My dear old friend John Richetti has been recording an anthology of restoration and 18th-century poetry for several months - for PennSound. And today we are announcing the completion of this new sound anthology, hoping that (among others) teachers are able to use it to bring the poems to life and to present an easy-to-access (and free, of course) set of downloadable files. This is the first of its kind for this body of writing, so far as we know.
A few weeks ago I wrote about having invited six poets each to teach a short poem to high-school student. I commented in particular about teaching the constraints of the haiku and its possible special connection to high-school kids’ understanding of poetry today — what with their sense of extreme limits (texting, Twitter’s 140 characters, etc.).
University of Pennsylvania: PENNsound, writing.upenn.edu/pennsound and Kelly Writers House webcasts. A stellar project at Penn, PENNsound is “committed to producing new audio recordings and preserving existing audio archives.” Here you can listen to readings from 1950s to today and often find great extras and links to other exciting websites.
I produced a new PennSound podcast, the sixth in the series; it presents an overview of PennSound, its mission and its pedagogical assumptions and implications. In discussing how students, teachers and readers can use PennSound's materials, I use as an example Rae Armatrout's poem "The Way," about which I've written in an earlier entry here.
After we put up the Ezra Pound recordings, we got a raving fan note from poet Peter Gizzi (who has his own PennSound author page), and here is what Peter wrote:
I LOVE, I mean LOVE that Pennsound has put up all the Pound material. I have it all in bootlegs and tapes of course but it is wonderful to have it there, finally, I mean it is THE MOST OUT there of anything on that site or ubu web! EP is the best. I used to listen to those tapes over and over in my car in the late 70’s when I was a teenager. To me it was Punk. And hearing it now it brings back summer and my youth! Listening to the Spoleto recording, maybe my fav for its restrained intensity, I am taken aback just how his late syntax has totally effected me. Liz and I were listening and we could hear my poem Homer’s Anger loud and clear for instance. Amazing. And Richard’s head note makes me want to listen further.
When Rae Armantrout agreed to present at the "9 Contemporary Poets Read Themselves through Modernism" three-night event (in 2000), and when she chose Emily Dickinson as the modern through whom to read, I knew I'd be in heaven — and I was. It wasn't just a stunningly good performance; I learned a great deal about Dickinson's presence in the poetic present; I also learned how distinct (yes, and distinct from Dickinson) Rae Armantrout is. If Dickinson is my favorite poet to teach, I think Armantrout is the second. Not to say it's easy to teach her poems, but everyone — students and I alike — feel rewarded by the effort. Here's the link to the RealAudio recording of that performance. If readers of this blog have not read or heard Armantrout's poems, may I suggest one for starters? It's a poem called "The Way", most recently published in Veil. Listen to the poem but also hear the poet talk about it in her May 2006 conversation with Charles Bernstein: click here for the segment on "The Way."

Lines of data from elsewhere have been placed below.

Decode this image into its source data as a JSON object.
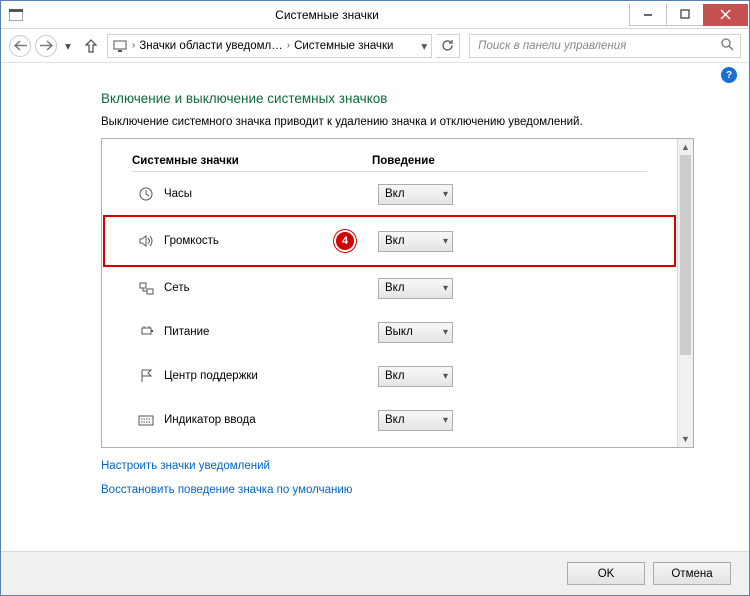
{
  "window": {
    "title": "Системные значки"
  },
  "nav": {
    "crumb1": "Значки области уведомл…",
    "crumb2": "Системные значки",
    "search_placeholder": "Поиск в панели управления"
  },
  "page": {
    "heading": "Включение и выключение системных значков",
    "description": "Выключение системного значка приводит к удалению значка и отключению уведомлений."
  },
  "table": {
    "col1": "Системные значки",
    "col2": "Поведение",
    "options": {
      "on": "Вкл",
      "off": "Выкл"
    },
    "rows": [
      {
        "icon": "clock-icon",
        "label": "Часы",
        "value": "Вкл"
      },
      {
        "icon": "volume-icon",
        "label": "Громкость",
        "value": "Вкл",
        "highlight": true,
        "badge": "4"
      },
      {
        "icon": "network-icon",
        "label": "Сеть",
        "value": "Вкл"
      },
      {
        "icon": "power-icon",
        "label": "Питание",
        "value": "Выкл"
      },
      {
        "icon": "flag-icon",
        "label": "Центр поддержки",
        "value": "Вкл"
      },
      {
        "icon": "keyboard-icon",
        "label": "Индикатор ввода",
        "value": "Вкл"
      }
    ]
  },
  "links": {
    "configure": "Настроить значки уведомлений",
    "restore": "Восстановить поведение значка по умолчанию"
  },
  "footer": {
    "ok": "OK",
    "cancel": "Отмена"
  }
}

See a later entry for link to and description of a PENNsound podcast that includes a reference to "The Way" and Armantrout's discussion with Bernstein about the poem.
PENNsound's Pound archive is truly remarkable. This blog has already thus testified, per poet Peter Gizzi. The earliest recording that survives — The Harvard Vocarium reading in Cambridge — was made in 1939. The latest are some miscellaneous recordings made in San Ambrogio and Venice, between 1962 and 1972, by Olga Rudge.
Does the ubiquity of recordings of poets reading their own poems change the way we teach modern and contemporary poetics? On April 23, 2007, I had a good conversation with Steven Evans about this in my office at the Writers House. Here is a slightly edited recording of that conversation: this link takes you directly to a downloadable mp3 file. Steve's Lipstick of Noise site is subtitled "listening and linking to poetry audio files." I visit the site at least twice weekly.